|US20090272771 *||May 1, 2008||Nov 5, 2009||Target Brands, Inc.||Compact hanging clothing assembly|
|US20100083416 *||Oct 5, 2009||Apr 8, 2010||Curry Mildred L||Teacher's strategies tools aprons|
|US20120325881 *||Jun 22, 2011||Dec 27, 2012||White Patricia Martin||Interactive Reversible Wearable Activity Center for Babies and Toddlers|
|US20150090619 *||Oct 1, 2013||Apr 2, 2015||Jerald L. BOYKIN||Saxophone Stand Buddy|
|US20160066628 *||Sep 4, 2014||Mar 10, 2016||Joan Shakes||Wearable Towel and Changing Surface|
|U.S. Classification||2/48, 2/74, 2/215, 2/24, 2/51|
|International Classification||A41D13/06, A41D13/04|
|Cooperative Classification||A41D13/065, A41D13/04|
|European Classification||A41D13/04, A41D13/06B|
|Mar 8, 2006||FPAY||Fee payment|
Year of fee payment: 4
|Apr 14, 2010||FPAY||Fee payment|
Year of fee payment: 8
|Jun 13, 2014||REMI||Maintenance fee reminder mailed|
|Nov 5, 2014||LAPS||Lapse for failure to pay maintenance fees|

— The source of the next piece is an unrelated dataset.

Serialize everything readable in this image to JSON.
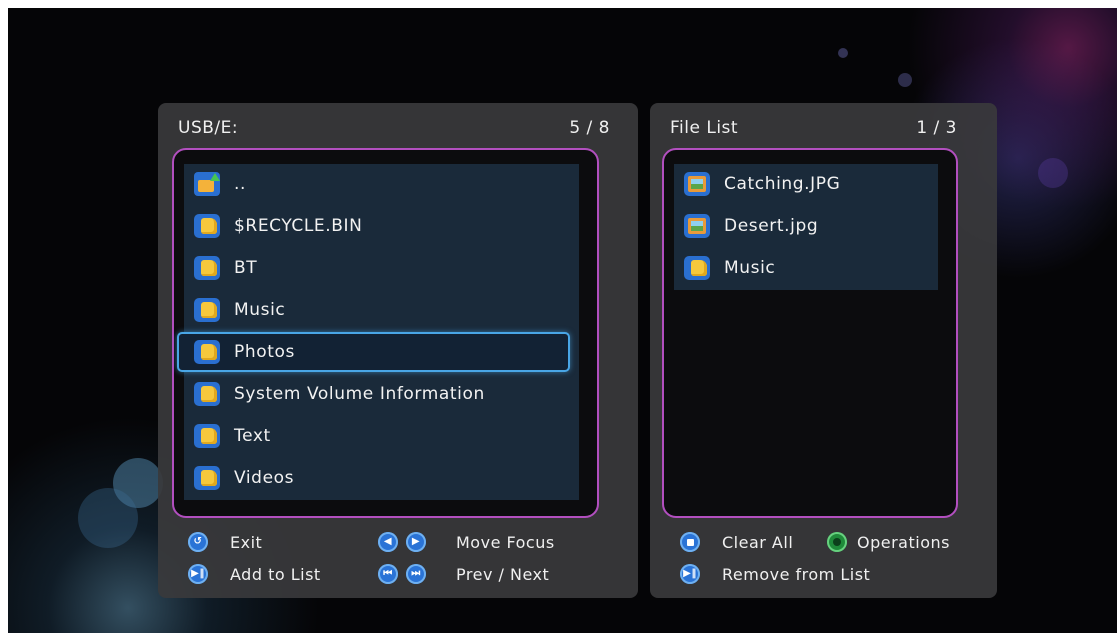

|Dec 23, 2014||FP||Expired due to failure to pay maintenance fee|
Effective date: 20141105